Your repetition score is part of your overall TOEFL® Speaking score. It’s like a puzzle piece that fits into the bigger picture of how well you speak English. While it’s important not to repeat words too much, remember that the SpeechRater™ also listens for other things like how clearly you speak, how fast you talk, and if you take pauses at the right times. All these things together make up your total score.

SpeechRater and Repetition in TOEFL® Speaking : What You Need to Know

The SpeechRater™, used in TOEFL® and My Speaking Score, is quite smart. It doesn’t just listen to your words; it hears how you put your whole speech together. Think of it like a judge in a talent show, paying attention to every part of your performance. It checks how quickly you speak, how smoothly your words flow, and if you pause too much or too little. And, of course, it listens to how often you repeat words.

Avoiding too much repetition is just one part of the puzzle. It’s also about how you speak clearly, not too fast or too slow, and taking pauses at just the right moments. It’s like baking a cake where you need the right amount of every ingredient. Too much of one thing, like sugar, can spoil the cake. In the same way, too much repetition can lower your score.

But remember, while repetition is important, it’s not the only thing that matters. The SpeechRater™ is looking for a balance in your speaking skills. It’s like being a good all-around athlete who can run, jump, and throw well, rather than just being good at one thing.
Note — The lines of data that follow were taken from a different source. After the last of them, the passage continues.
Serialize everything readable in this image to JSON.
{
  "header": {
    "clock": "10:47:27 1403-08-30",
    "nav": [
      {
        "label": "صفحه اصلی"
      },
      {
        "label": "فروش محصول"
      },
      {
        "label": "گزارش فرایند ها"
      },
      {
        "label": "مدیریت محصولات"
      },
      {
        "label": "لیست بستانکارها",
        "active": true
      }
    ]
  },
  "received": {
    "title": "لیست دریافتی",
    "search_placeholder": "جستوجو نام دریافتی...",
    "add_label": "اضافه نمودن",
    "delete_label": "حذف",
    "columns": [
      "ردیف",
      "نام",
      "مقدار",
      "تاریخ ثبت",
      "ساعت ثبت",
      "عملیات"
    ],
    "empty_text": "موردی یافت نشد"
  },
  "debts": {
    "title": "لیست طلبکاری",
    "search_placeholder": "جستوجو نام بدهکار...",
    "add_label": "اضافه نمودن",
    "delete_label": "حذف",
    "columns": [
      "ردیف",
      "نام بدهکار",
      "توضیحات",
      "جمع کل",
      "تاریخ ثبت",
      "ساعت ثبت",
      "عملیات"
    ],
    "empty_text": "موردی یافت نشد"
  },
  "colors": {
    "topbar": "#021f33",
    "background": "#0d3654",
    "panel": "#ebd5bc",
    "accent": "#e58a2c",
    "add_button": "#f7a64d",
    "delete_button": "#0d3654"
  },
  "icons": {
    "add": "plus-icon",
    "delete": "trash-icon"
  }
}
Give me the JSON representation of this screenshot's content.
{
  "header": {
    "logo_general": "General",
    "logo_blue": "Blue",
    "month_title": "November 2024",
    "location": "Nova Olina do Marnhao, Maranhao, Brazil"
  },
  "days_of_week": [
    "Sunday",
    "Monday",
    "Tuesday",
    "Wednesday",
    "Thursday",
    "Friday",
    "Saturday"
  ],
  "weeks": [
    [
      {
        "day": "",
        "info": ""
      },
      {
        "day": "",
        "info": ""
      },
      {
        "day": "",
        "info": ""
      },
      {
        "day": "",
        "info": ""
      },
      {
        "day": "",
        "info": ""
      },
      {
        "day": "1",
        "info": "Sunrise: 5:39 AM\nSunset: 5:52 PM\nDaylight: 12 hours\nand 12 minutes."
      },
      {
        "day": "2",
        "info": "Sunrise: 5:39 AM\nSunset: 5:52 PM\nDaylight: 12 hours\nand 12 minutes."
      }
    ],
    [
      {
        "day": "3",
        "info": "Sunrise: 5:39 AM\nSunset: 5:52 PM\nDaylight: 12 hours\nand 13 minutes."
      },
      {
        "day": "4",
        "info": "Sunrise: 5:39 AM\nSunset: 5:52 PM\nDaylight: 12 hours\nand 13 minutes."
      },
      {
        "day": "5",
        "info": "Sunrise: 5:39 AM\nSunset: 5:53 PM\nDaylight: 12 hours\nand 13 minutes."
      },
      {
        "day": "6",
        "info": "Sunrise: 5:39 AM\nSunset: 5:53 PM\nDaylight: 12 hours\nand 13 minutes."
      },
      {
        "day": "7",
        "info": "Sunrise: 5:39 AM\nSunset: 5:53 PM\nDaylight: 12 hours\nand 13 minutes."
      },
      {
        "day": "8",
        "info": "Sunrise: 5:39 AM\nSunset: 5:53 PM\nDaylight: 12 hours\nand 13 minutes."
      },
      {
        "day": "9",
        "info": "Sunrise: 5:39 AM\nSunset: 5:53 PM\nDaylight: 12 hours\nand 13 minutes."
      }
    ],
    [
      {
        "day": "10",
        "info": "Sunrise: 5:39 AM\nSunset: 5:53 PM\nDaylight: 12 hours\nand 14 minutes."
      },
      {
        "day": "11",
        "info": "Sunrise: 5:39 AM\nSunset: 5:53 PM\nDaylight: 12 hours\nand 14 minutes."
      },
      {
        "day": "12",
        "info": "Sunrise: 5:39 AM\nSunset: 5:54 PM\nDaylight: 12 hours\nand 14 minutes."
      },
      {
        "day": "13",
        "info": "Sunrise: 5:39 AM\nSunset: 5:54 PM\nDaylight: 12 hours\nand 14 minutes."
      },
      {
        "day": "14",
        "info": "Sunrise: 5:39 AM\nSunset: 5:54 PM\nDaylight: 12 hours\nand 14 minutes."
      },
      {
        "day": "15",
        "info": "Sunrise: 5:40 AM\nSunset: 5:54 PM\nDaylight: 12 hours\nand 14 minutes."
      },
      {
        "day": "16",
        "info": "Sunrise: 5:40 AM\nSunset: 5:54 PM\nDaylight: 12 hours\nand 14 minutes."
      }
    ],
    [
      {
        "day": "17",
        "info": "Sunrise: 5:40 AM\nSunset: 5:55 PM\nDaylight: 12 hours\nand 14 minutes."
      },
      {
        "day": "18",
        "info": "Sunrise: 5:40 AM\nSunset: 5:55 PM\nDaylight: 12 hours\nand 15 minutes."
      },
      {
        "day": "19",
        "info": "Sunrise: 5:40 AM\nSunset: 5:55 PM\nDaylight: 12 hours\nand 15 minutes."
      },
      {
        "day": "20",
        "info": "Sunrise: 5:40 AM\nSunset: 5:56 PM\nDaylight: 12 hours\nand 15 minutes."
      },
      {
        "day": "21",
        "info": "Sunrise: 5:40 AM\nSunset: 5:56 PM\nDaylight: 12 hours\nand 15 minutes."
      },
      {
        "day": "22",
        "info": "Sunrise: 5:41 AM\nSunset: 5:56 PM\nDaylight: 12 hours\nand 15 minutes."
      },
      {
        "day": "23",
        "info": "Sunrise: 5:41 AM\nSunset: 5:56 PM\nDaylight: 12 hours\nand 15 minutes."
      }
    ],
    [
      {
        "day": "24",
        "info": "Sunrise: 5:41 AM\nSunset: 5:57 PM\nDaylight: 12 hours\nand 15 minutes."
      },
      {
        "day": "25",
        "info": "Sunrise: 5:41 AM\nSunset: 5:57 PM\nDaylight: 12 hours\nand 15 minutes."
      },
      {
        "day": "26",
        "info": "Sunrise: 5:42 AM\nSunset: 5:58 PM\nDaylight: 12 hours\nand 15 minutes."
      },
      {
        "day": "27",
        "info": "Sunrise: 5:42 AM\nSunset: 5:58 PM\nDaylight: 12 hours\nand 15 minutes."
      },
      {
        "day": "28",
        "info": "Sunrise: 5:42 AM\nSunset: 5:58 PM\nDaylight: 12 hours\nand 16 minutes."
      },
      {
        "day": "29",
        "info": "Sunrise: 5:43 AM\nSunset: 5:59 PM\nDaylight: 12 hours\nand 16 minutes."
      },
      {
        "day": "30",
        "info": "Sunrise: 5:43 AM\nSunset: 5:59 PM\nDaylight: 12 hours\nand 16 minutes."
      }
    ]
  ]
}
To do well, focus on practicing all aspects of speaking – not just avoiding repetition. This includes working on your pronunciation, the pace of your speech, and how smoothly you connect your ideas. Think of each practice session as a rehearsal for the big day – the day you take your TOEFL® test. The more you practice, the better you’ll get at using all these skills together, and the higher your score will be.